I was very peripherally involved in being shown a demonstration battery bus in Edinburgh, in what must have been 1972 (it was the old K suffix registration). We joked it was just a milk float with about 25 seats. The manufacturer (Chloride?) I recall at the time saying exactly the same thing, that battery technology was advancing so rapidly that in a "few years" they would be up to diesel performance.
46 years on they are still nowhere near.
To be honest, with modern lightweight construction techniques you could probably build a battery electric multiple unit with Pacer levels of performance. By all accounts the BEMU in the 50s didn't have particularily poor performance.
Recharging would be more challenging but 750Vdc tram/third rail systems could be provided in stations and other convenient areas.
There will be 170 electric buses operating in London by next year. Technology is still advancing, but they've already reached a point when they can be used in service
The SMILE is more of a dedicated high speed train (more comparable to a Siemens Velaro or a Bombardier Zefiro) - a Flirt 200 would probably be better matched to XC
I am uncertain as to how transformer/control electronics can solve the basic problem of a diesel engine of less than 1000bhp being able to match the power output of, say, 4000bhp in pure electric mode.
The Government’s left hand doesn’t know what the right hand is doing!
It may not need to; typically the diesel bit of a bi-mode route will be slower than the electric bit anyway.
Is it not the case that the limitations of bi-modes have influenced where they're proposed, rather than the other way around?
The IEP bi-mode being acceptable with lower performance on diesel, as this mode is only used at the extremities (or was planned as such) where linespeeds and loadings are lower. Contrast with Trans-Pennine where the ridiculous Grayling proposal to NOT electrify precisely the stretch where electric traction offers the greatest benefit- the steeply-graded cross-Pennine section.
46 years on, Edinburgh has a bus route that uses battery-powered buses. They were introduced last year.
That doesn't mean that long-distance trains are about to be running around on battery power; it works for buses because they spend so much of their time at low speed or stopped!

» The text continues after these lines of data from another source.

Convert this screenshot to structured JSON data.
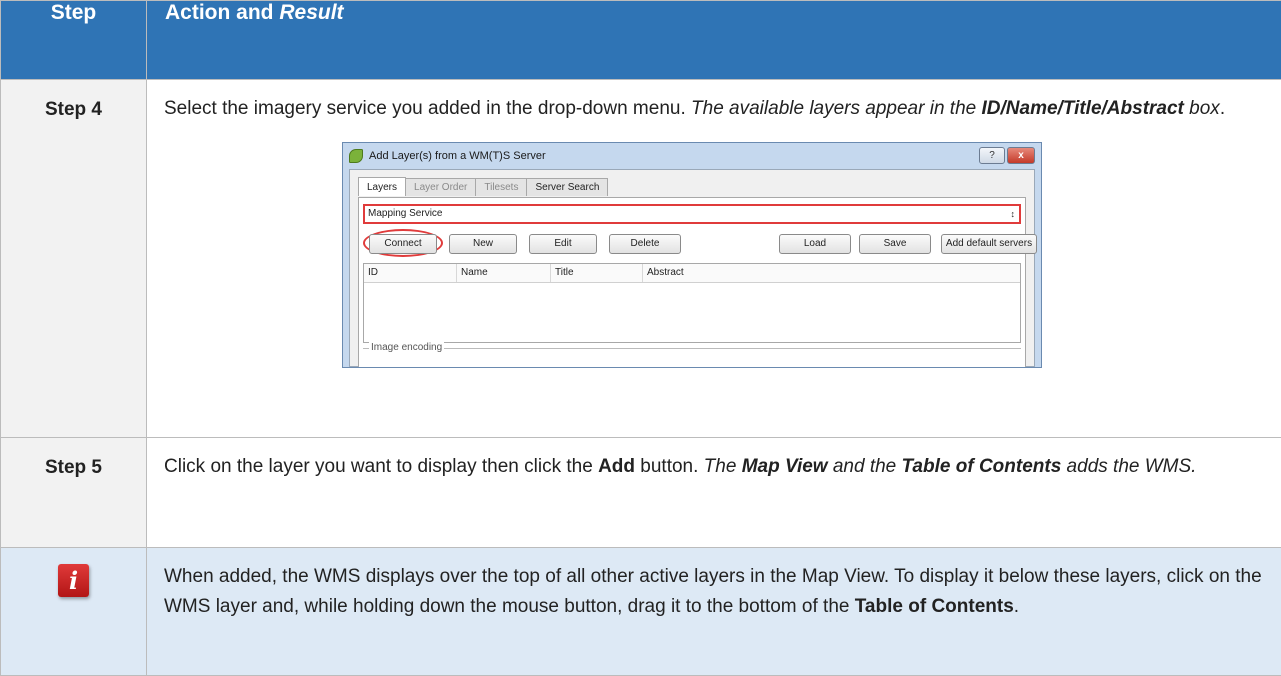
{
  "header": {
    "col1": "Step",
    "col2_a": "Action and ",
    "col2_b": "Result"
  },
  "step4": {
    "label": "Step 4",
    "t1": "Select the imagery service you added in the drop-down menu. ",
    "t2": "The available layers appear in the ",
    "t3": "ID/Name/Title/Abstract",
    "t4": " box",
    "t5": "."
  },
  "dialog": {
    "title": "Add Layer(s) from a WM(T)S Server",
    "help": "?",
    "close": "x",
    "tabs": [
      "Layers",
      "Layer Order",
      "Tilesets",
      "Server Search"
    ],
    "connection": "Mapping Service",
    "combo_arrow": "↕",
    "buttons": {
      "connect": "Connect",
      "new": "New",
      "edit": "Edit",
      "delete": "Delete",
      "load": "Load",
      "save": "Save",
      "add_default": "Add default servers"
    },
    "columns": [
      "ID",
      "Name",
      "Title",
      "Abstract"
    ],
    "group": "Image encoding"
  },
  "step5": {
    "label": "Step 5",
    "t1": "Click on the layer you want to display then click the ",
    "t2": "Add",
    "t3": " button. ",
    "t4": "The ",
    "t5": "Map View",
    "t6": " and the ",
    "t7": "Table of Contents",
    "t8": " adds the WMS."
  },
  "note": {
    "icon": "i",
    "t1": "When added, the WMS displays over the top of all other active layers in the Map View. To display it below these layers, click on the WMS layer and, while holding down the mouse button, drag it to the bottom of the ",
    "t2": "Table of Contents",
    "t3": "."
  }
}
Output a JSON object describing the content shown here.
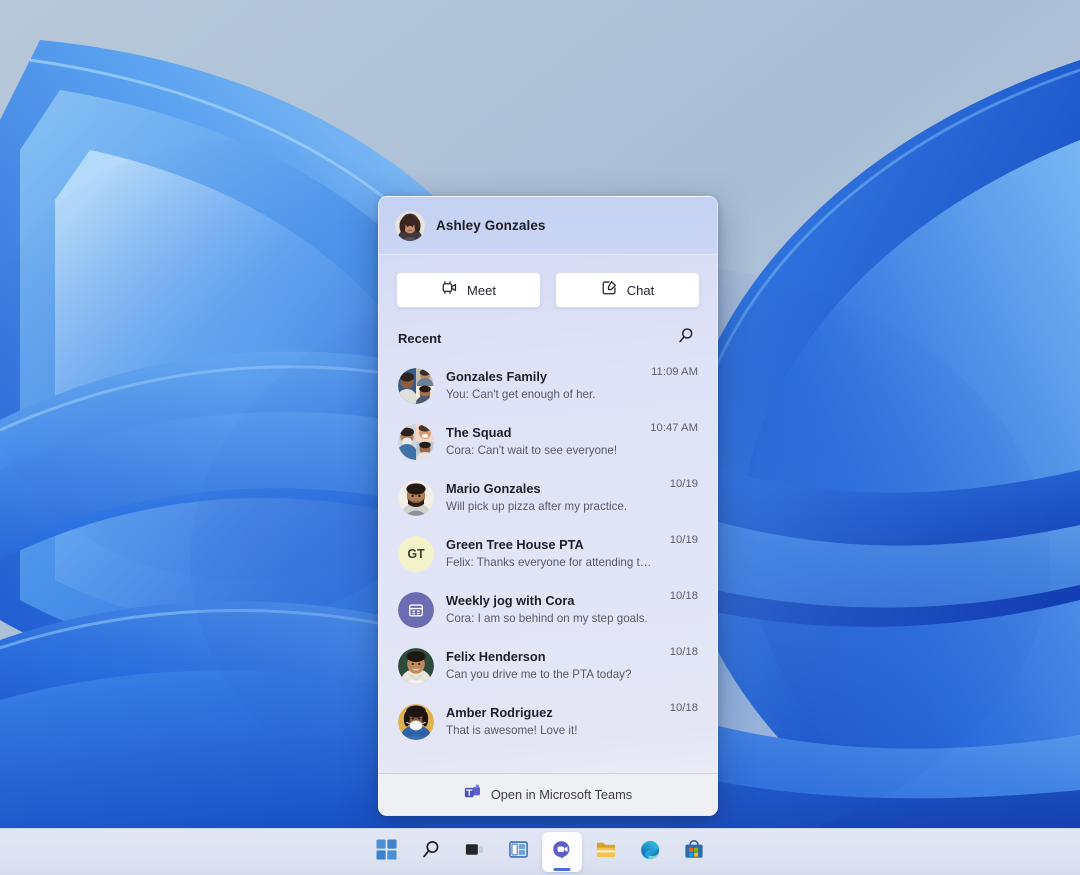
{
  "desktop": {
    "wallpaper_name": "windows-11-bloom-wallpaper",
    "wallpaper_colors": {
      "sky": "#b0c2d6",
      "petal_light": "#74b3ef",
      "petal_mid": "#3f8ce8",
      "petal_deep": "#1a5fe0",
      "petal_dark": "#1247c4"
    }
  },
  "flyout": {
    "header": {
      "profile_name": "Ashley Gonzales",
      "avatar_name": "profile-avatar"
    },
    "actions": [
      {
        "label": "Meet",
        "icon": "video-camera-icon"
      },
      {
        "label": "Chat",
        "icon": "compose-chat-icon"
      }
    ],
    "recent": {
      "label": "Recent",
      "search_icon": "search-icon"
    },
    "chats": [
      {
        "title": "Gonzales Family",
        "preview": "You: Can't get enough of her.",
        "time": "11:09 AM",
        "avatar_type": "group-collage"
      },
      {
        "title": "The Squad",
        "preview": "Cora: Can't wait to see everyone!",
        "time": "10:47 AM",
        "avatar_type": "group-collage"
      },
      {
        "title": "Mario Gonzales",
        "preview": "Will pick up pizza after my practice.",
        "time": "10/19",
        "avatar_type": "photo"
      },
      {
        "title": "Green Tree House PTA",
        "preview": "Felix: Thanks everyone for attending today.",
        "time": "10/19",
        "avatar_type": "initials",
        "initials": "GT",
        "initials_bg": "#f4f2c8"
      },
      {
        "title": "Weekly jog with Cora",
        "preview": "Cora: I am so behind on my step goals.",
        "time": "10/18",
        "avatar_type": "icon",
        "icon": "calendar-icon",
        "icon_bg": "#6b6cb2"
      },
      {
        "title": "Felix Henderson",
        "preview": "Can you drive me to the PTA today?",
        "time": "10/18",
        "avatar_type": "photo"
      },
      {
        "title": "Amber Rodriguez",
        "preview": "That is awesome! Love it!",
        "time": "10/18",
        "avatar_type": "photo"
      }
    ],
    "footer": {
      "label": "Open in Microsoft Teams",
      "icon": "microsoft-teams-icon"
    },
    "colors": {
      "panel_top": "#c8d4f2",
      "panel_bottom": "#eceef4",
      "footer_bg": "#eff0f4",
      "button_bg": "#ffffff"
    }
  },
  "taskbar": {
    "items": [
      {
        "name": "start-icon",
        "label": "Start",
        "active": false
      },
      {
        "name": "search-icon",
        "label": "Search",
        "active": false
      },
      {
        "name": "task-view-icon",
        "label": "Task View",
        "active": false
      },
      {
        "name": "widgets-icon",
        "label": "Widgets",
        "active": false
      },
      {
        "name": "chat-icon",
        "label": "Chat",
        "active": true
      },
      {
        "name": "file-explorer-icon",
        "label": "File Explorer",
        "active": false
      },
      {
        "name": "edge-icon",
        "label": "Microsoft Edge",
        "active": false
      },
      {
        "name": "store-icon",
        "label": "Microsoft Store",
        "active": false
      }
    ],
    "accent_color": "#4b6fd4",
    "background": "#dde3f2"
  }
}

It is however quite possibly feasible for a low speed branch line using a lightweight, tram-style train, though.
A good place to trial something like that would be the Stourbridge branch.